Rhubarb is a national hero of a fruit (although it’s actually a stalk vegetable). When it first pops up on menus and its shockingly colourful stalks are spotted at farmers markets, you know the season has changed. Spring has arrived. To celebrate the happy news and arrival of beautiful British ‘barb, here are few ways you can enjoy in its tartness beyond custard and crumbles.
Available from January to late March/early April, forced rhubarb is grown in the dark in the wonderfully named ‘rhubarb triangle’, the area around Leeds, Wakefield and Bradford. They can grow up to 5cm a day in the controlled light and soil conditions that give forced rhubarb its glorious bright pink hue, white flesh and delicate, sharp flavour. And if you’re anything like Nigel Slater when he was a kid, you’ll love slicing off a thumb of the pink-stuff and casually dipping it into brown sugar for a quick tangy hit – a bit like a stripped-back sherbet dip.
Farmdrop’s forced rhubarb is cultivated by fifth generation farmers E. Oldroyd & Sons at their farm in Yorkshire and is distributed by Mash Purveyors – London’s 150 year-old family run suppliers the finest of fruit and vegetables. Grown in complete darkness and cultivated by candlelight, “to avoid photosynthesis turning them green and tough (rhubarb grown outdoors in the summer has a more acidic and harsh flavour)”, says farmer and family member Janet Oldroyd whose father used to cultivate the land, there’s tales of ‘hearing’ the creaks and crackles of its stalks moving up the soil.
Having received the top award with European Food Status of a Product of Designated Origin (PDO), British rhubarb is recognised by chefs and has garnered international repute: “our rhubarb tastes better and is grown in this specific way to give it its quality and flavour. The world knows the best rhubarb comes from this area” Janet explains.
So, safe in the knowledge that you’ve got your hands on some of the world’s best ‘barb, here’s a few tips and tricks to get you scoring gold stars in the kitchen too.
Photography by Hannah Briggs of rhubarb at E. Oldroyd and Sons.
Delightfully easy, this is great if you’re short on time, or just can’t wait get stuck into it’s bright stalks. Slice rhubarb into chunky batons and place in a pan with equal parts sugar and water, lemon juice and zest. Bring to the boil, reduce heat and poach for 5 minutes. Serve with vanilla ice cream for a cool take on rhubarb and custard. Try your hand at our Rhubarb & Black Pepper Compote for a spicy twist.

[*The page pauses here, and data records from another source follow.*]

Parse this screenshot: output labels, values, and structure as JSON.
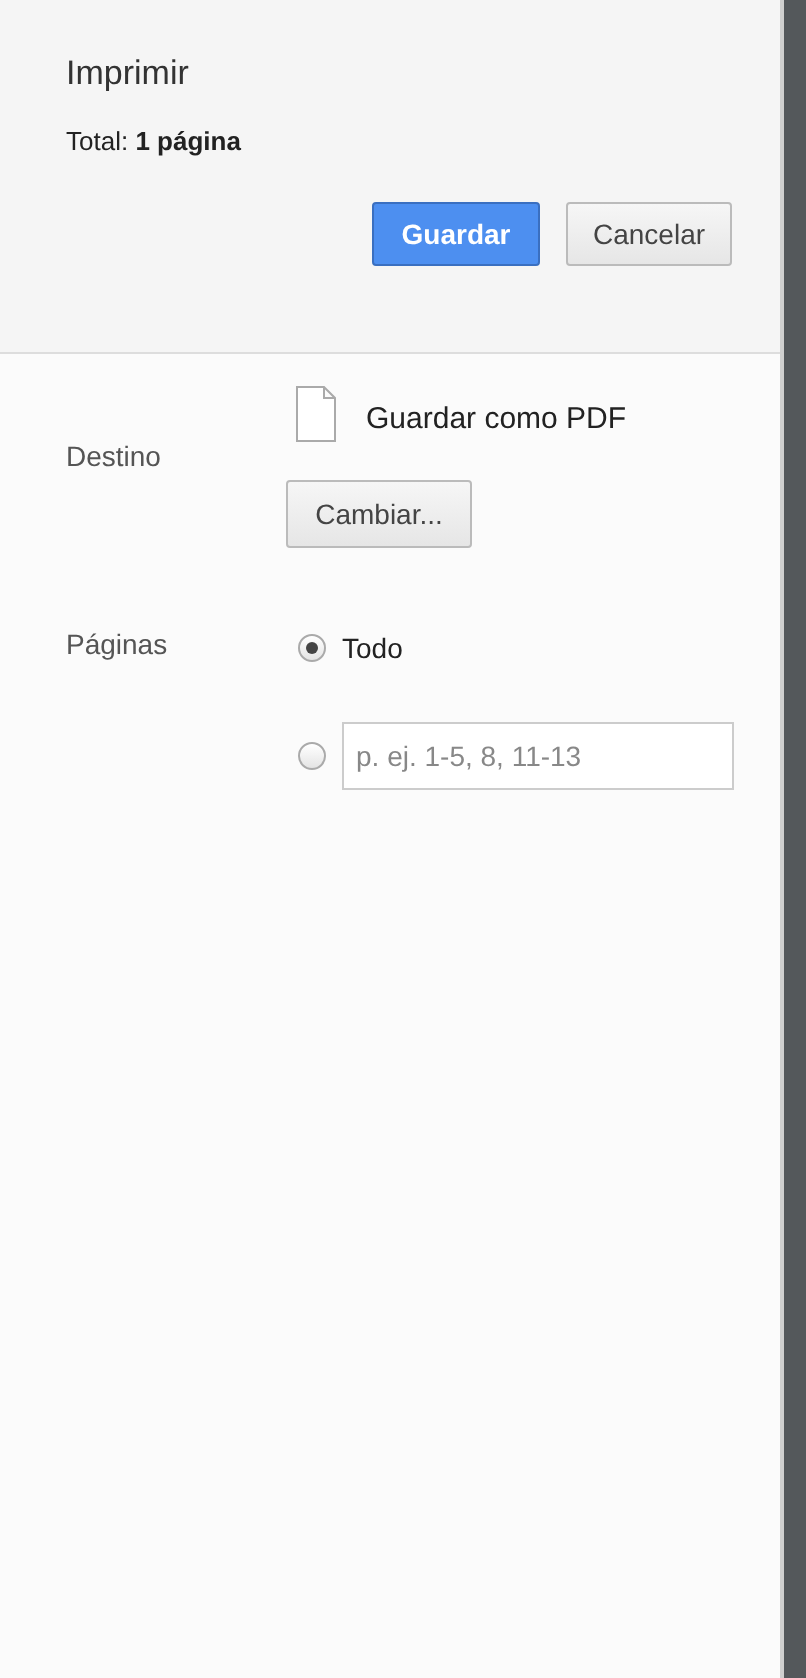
{
  "header": {
    "title": "Imprimir",
    "total": "Total: **1 página**",
    "buttons": [
      {
        "label": "Guardar",
        "kind": "primary"
      },
      {
        "label": "Cancelar",
        "kind": "secondary"
      }
    ]
  },
  "destination": {
    "label": "Destino",
    "printer": "Guardar como PDF",
    "change_button": "Cambiar..."
  },
  "pages": {
    "label": "Páginas",
    "options": [
      {
        "kind": "label",
        "label": "Todo",
        "selected": true
      },
      {
        "kind": "input",
        "placeholder": "p. ej. 1-5, 8, 11-13",
        "selected": false
      }
    ]
  }
}
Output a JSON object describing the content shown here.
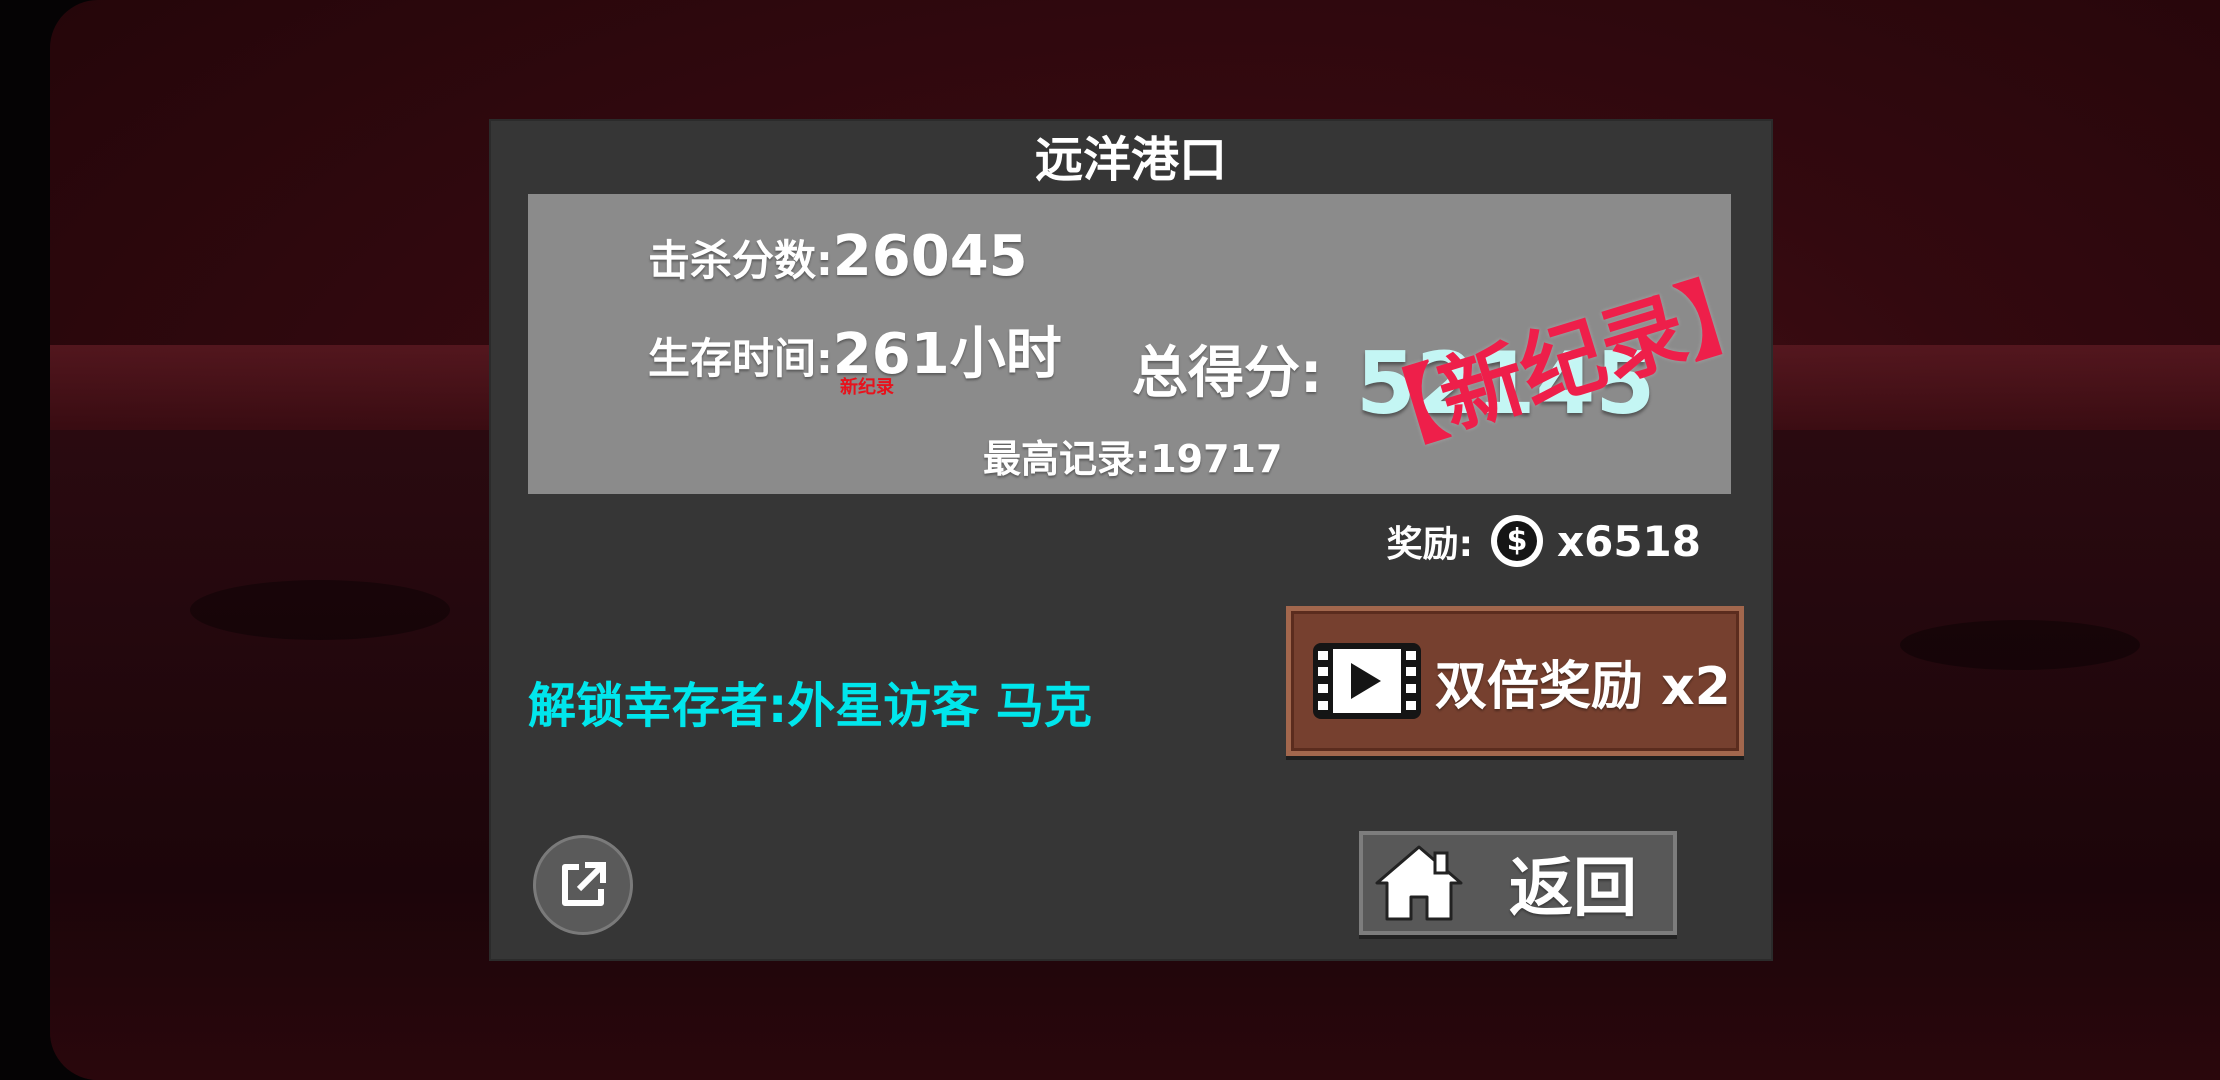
{
  "level": {
    "title": "远洋港口"
  },
  "stats": {
    "kill_label": "击杀分数:",
    "kill_value": "26045",
    "time_label": "生存时间:",
    "time_value": "261小时",
    "time_new_record": "新纪录",
    "total_label": "总得分:",
    "total_value": "52145",
    "new_record_stamp": "【新纪录】",
    "best_label": "最高记录:",
    "best_value": "19717"
  },
  "reward": {
    "label": "奖励:",
    "coin_symbol": "$",
    "amount": "x6518"
  },
  "unlock_text": "解锁幸存者:外星访客 马克",
  "buttons": {
    "double_reward": "双倍奖励 x2",
    "back": "返回"
  },
  "icons": {
    "share": "share-external-icon",
    "video": "video-ad-icon",
    "home": "home-icon",
    "coin": "coin-icon"
  },
  "colors": {
    "panel": "#363636",
    "score_box": "#8b8b8b",
    "total_value": "#c4f6f4",
    "stamp": "#ee1f4a",
    "unlock_text": "#00e6ec",
    "double_button": "#76402f",
    "back_button": "#585858"
  }
}
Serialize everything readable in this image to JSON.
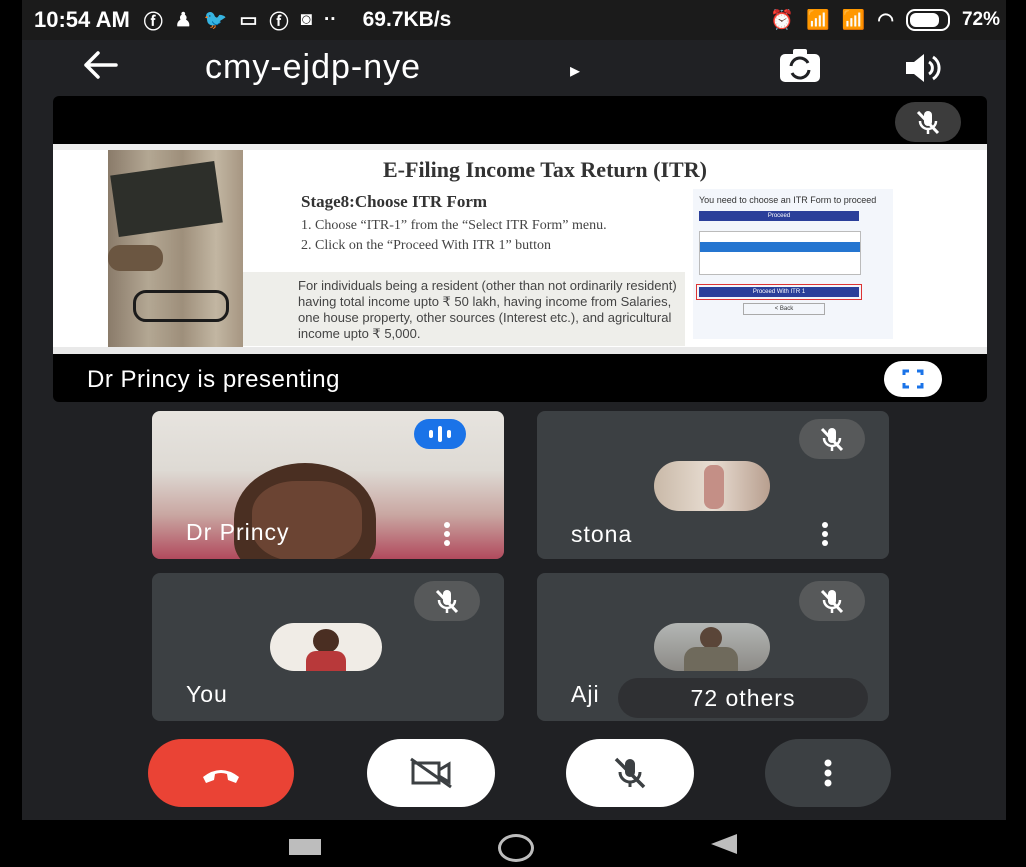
{
  "status_bar": {
    "time": "10:54 AM",
    "net_speed": "69.7KB/s",
    "battery": "72%",
    "battery_level": 0.72
  },
  "header": {
    "meeting_code": "cmy-ejdp-nye",
    "caret": "▸"
  },
  "presentation": {
    "slide": {
      "title": "E-Filing Income Tax Return (ITR)",
      "stage": "Stage8:Choose ITR  Form",
      "steps": [
        "1.   Choose “ITR-1” from the “Select ITR Form” menu.",
        "2.   Click on the “Proceed With ITR 1” button"
      ],
      "note": "For individuals being a resident (other than not ordinarily resident) having total income upto ₹ 50 lakh, having income from Salaries, one house property, other sources (Interest etc.), and agricultural income upto ₹ 5,000.",
      "panel_heading": "You need to choose an ITR Form to proceed",
      "proceed_label": "Proceed",
      "proceed_itr_label": "Proceed With ITR 1",
      "back_label": "< Back"
    },
    "presenting_label": "Dr Princy is presenting"
  },
  "participants": [
    {
      "name": "Dr Princy"
    },
    {
      "name": "stona"
    },
    {
      "name": "You"
    },
    {
      "name": "Aji"
    }
  ],
  "others_label": "72 others",
  "colors": {
    "background": "#202124",
    "tile": "#3c4043",
    "end_call": "#ea4335",
    "speaking": "#1a73e8"
  },
  "icons": [
    "back-arrow-icon",
    "switch-camera-icon",
    "speaker-icon",
    "mic-off-icon",
    "fullscreen-icon",
    "speaking-icon",
    "more-vert-icon",
    "end-call-icon",
    "camera-off-icon"
  ]
}
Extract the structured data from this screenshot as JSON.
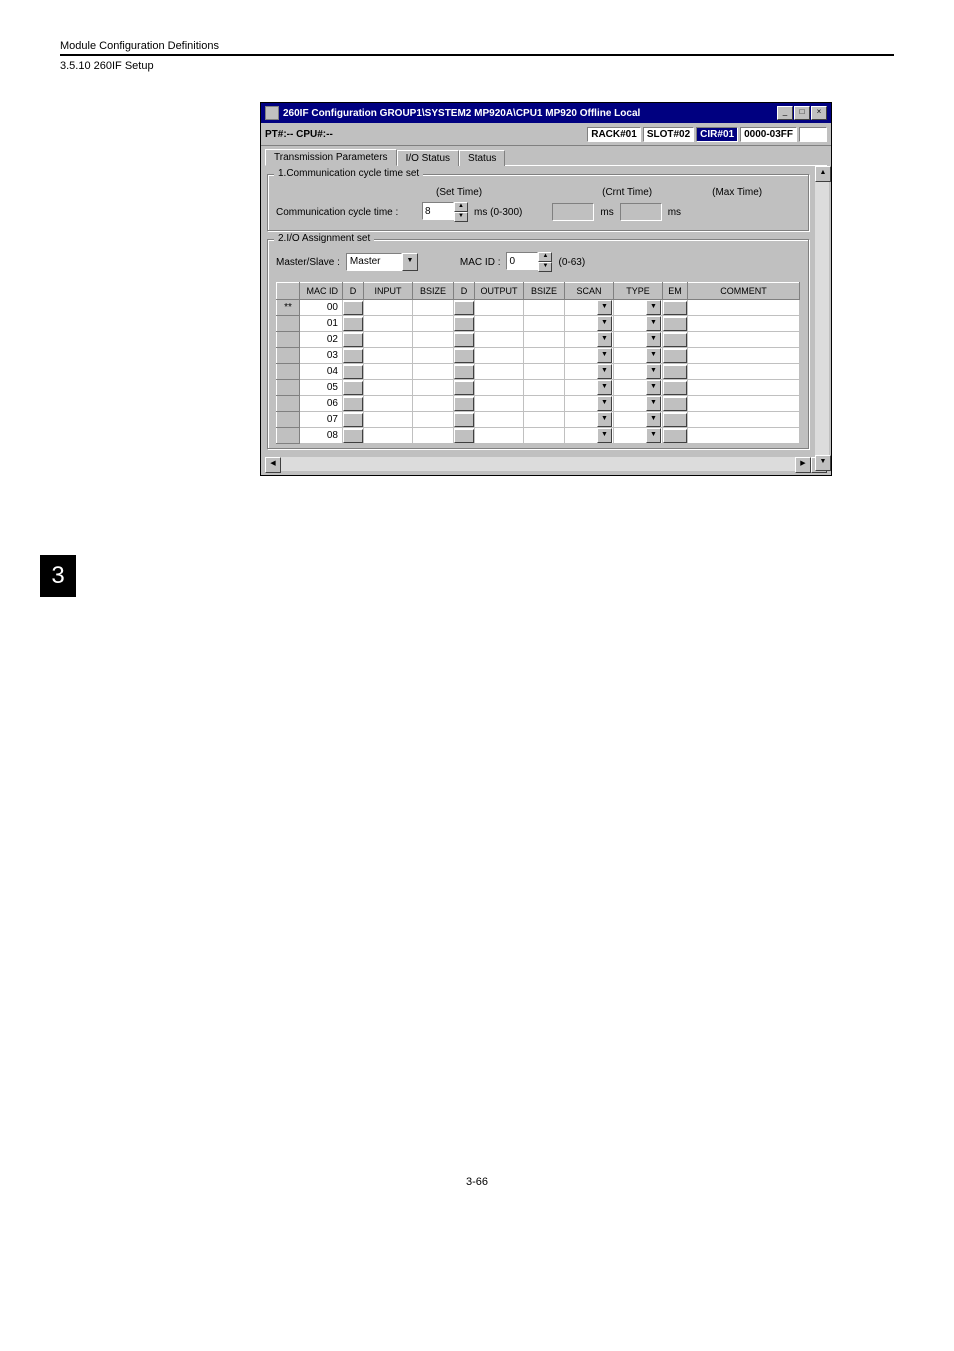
{
  "doc": {
    "header": "Module Configuration Definitions",
    "section": "3.5.10  260IF Setup",
    "side_tab": "3",
    "page_num": "3-66"
  },
  "window": {
    "title": "260IF Configuration    GROUP1\\SYSTEM2  MP920A\\CPU1  MP920      Offline  Local",
    "infobar_left": "PT#:-- CPU#:--",
    "status": {
      "rack": "RACK#01",
      "slot": "SLOT#02",
      "cir": "CIR#01",
      "range": "0000-03FF"
    },
    "tabs": {
      "t1": "Transmission Parameters",
      "t2": "I/O Status",
      "t3": "Status"
    },
    "group1": {
      "title": "1.Communication cycle time set",
      "label_comm": "Communication cycle time :",
      "set_time_label": "(Set Time)",
      "set_time_value": "8",
      "set_time_hint": "ms (0-300)",
      "crnt_time_label": "(Crnt Time)",
      "crnt_unit": "ms",
      "max_time_label": "(Max Time)",
      "max_unit": "ms"
    },
    "group2": {
      "title": "2.I/O Assignment set",
      "master_slave_label": "Master/Slave :",
      "master_slave_value": "Master",
      "macid_label": "MAC ID :",
      "macid_value": "0",
      "macid_hint": "(0-63)"
    },
    "table": {
      "headers": {
        "blank": "",
        "macid": "MAC ID",
        "d1": "D",
        "input": "INPUT",
        "bsize1": "BSIZE",
        "d2": "D",
        "output": "OUTPUT",
        "bsize2": "BSIZE",
        "scan": "SCAN",
        "type": "TYPE",
        "em": "EM",
        "comment": "COMMENT"
      },
      "rows": [
        {
          "sel": "**",
          "macid": "00"
        },
        {
          "sel": "",
          "macid": "01"
        },
        {
          "sel": "",
          "macid": "02"
        },
        {
          "sel": "",
          "macid": "03"
        },
        {
          "sel": "",
          "macid": "04"
        },
        {
          "sel": "",
          "macid": "05"
        },
        {
          "sel": "",
          "macid": "06"
        },
        {
          "sel": "",
          "macid": "07"
        },
        {
          "sel": "",
          "macid": "08"
        }
      ]
    }
  }
}
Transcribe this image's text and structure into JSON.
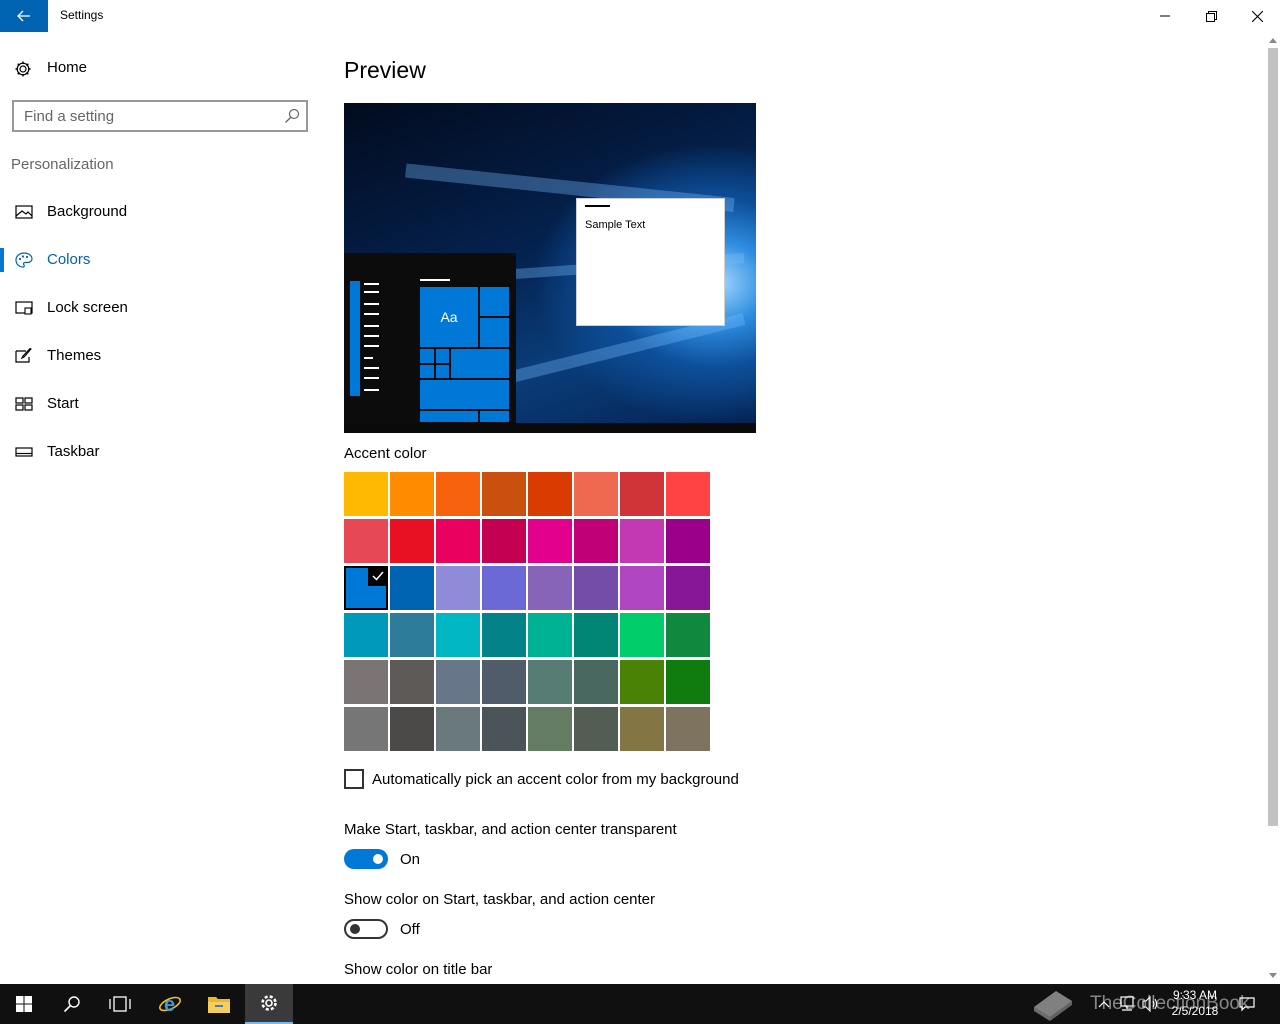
{
  "window": {
    "title": "Settings"
  },
  "sidebar": {
    "home_label": "Home",
    "search_placeholder": "Find a setting",
    "section_title": "Personalization",
    "items": [
      {
        "label": "Background",
        "icon": "picture-icon",
        "active": false
      },
      {
        "label": "Colors",
        "icon": "palette-icon",
        "active": true
      },
      {
        "label": "Lock screen",
        "icon": "lock-screen-icon",
        "active": false
      },
      {
        "label": "Themes",
        "icon": "themes-brush-icon",
        "active": false
      },
      {
        "label": "Start",
        "icon": "start-grid-icon",
        "active": false
      },
      {
        "label": "Taskbar",
        "icon": "taskbar-icon",
        "active": false
      }
    ]
  },
  "main": {
    "title": "Preview",
    "preview": {
      "sample_text": "Sample Text",
      "tile_label": "Aa"
    },
    "accent_title": "Accent color",
    "accent_colors": [
      [
        "#ffb900",
        "#ff8c00",
        "#f7630c",
        "#ca5010",
        "#da3b01",
        "#ef6950",
        "#d13438",
        "#ff4343"
      ],
      [
        "#e74856",
        "#e81123",
        "#ea005e",
        "#c30052",
        "#e3008c",
        "#bf0077",
        "#c239b3",
        "#9a0089"
      ],
      [
        "#0078d7",
        "#0063b1",
        "#8e8cd8",
        "#6b69d6",
        "#8764b8",
        "#744da9",
        "#b146c2",
        "#881798"
      ],
      [
        "#0099bc",
        "#2d7d9a",
        "#00b7c3",
        "#038387",
        "#00b294",
        "#018574",
        "#00cc6a",
        "#10893e"
      ],
      [
        "#7a7574",
        "#5d5a58",
        "#68768a",
        "#515c6b",
        "#567c73",
        "#486860",
        "#498205",
        "#107c10"
      ],
      [
        "#767676",
        "#4c4a48",
        "#69797e",
        "#4a5459",
        "#647c64",
        "#525e54",
        "#847545",
        "#7e735f"
      ]
    ],
    "selected_color": "#0078d7",
    "auto_pick_label": "Automatically pick an accent color from my background",
    "auto_pick_checked": false,
    "transparency": {
      "label": "Make Start, taskbar, and action center transparent",
      "state": "On"
    },
    "show_color_start": {
      "label": "Show color on Start, taskbar, and action center",
      "state": "Off"
    },
    "show_color_titlebar": {
      "label": "Show color on title bar"
    }
  },
  "taskbar": {
    "time": "9:33 AM",
    "date": "2/5/2018",
    "watermark": "TheCollectionBook",
    "pinned": [
      "start-icon",
      "search-icon",
      "task-view-icon",
      "internet-explorer-icon",
      "file-explorer-icon",
      "settings-gear-icon"
    ]
  }
}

Throw together the usual pickle suspects sugar, cider vinegar, salt, ginger, peppercorns, chillies and bay leaves, boil up and pop into jars. Serve with crumbly cheese, charcuterie or oily fish such as mackerel or sardines – it’ll cut through the fat nicely. New to pickling? Try our easy and fresh-tasting rhubarb pickle that’s got a little poke too.
A great one to serve up with freshly pan fried fish, start with poaching method. Add a little fish stock, reduce for 5 minutes and push through a sieve. Reheat before serving and whisk in a generous knob of butter – this will give it good gloss. You can try this with veg stock and serve with pork.
Let the rhubarb shine in this simple, four ingredient sweet treat. Simmer gently 3 parts of rhubarb cut into chunks with 2 parts caster sugar and 1 part water with a little lemon juice until soft. Leave the mixture to cool and blitz in a blender until smooth. Use an ice cream maker to chill and then place in the tub in the freezer. Or place in a tub and stir up with a fork every hour for up to 6 hours and you’ll have a tantalising, granita-like texture. Each flavour-packed scoop will get you hooked (and forgetting about ice cream).
Perfect to enjoy after a Sunday lunch, place batons in a dish in a hot oven with shavings of orange zest and a little juice until softened but still hold their shape. Now, we know there’s more to rhubarb than crumble, but we won’t deny you a classic (we love them too)! Shake it up with crunchy nuts and fresh ginger in our Rhubarb Gingernut Crumble. Dollop baked rhubarb on french toast and pancakes, or on muesli with yoghurt.
Find out more on Mash Purveyors and their latest crop of produce on the shop.
Watch the rhubarb being harvested by candlelight at the Olroyd family farm as featured by the BBC.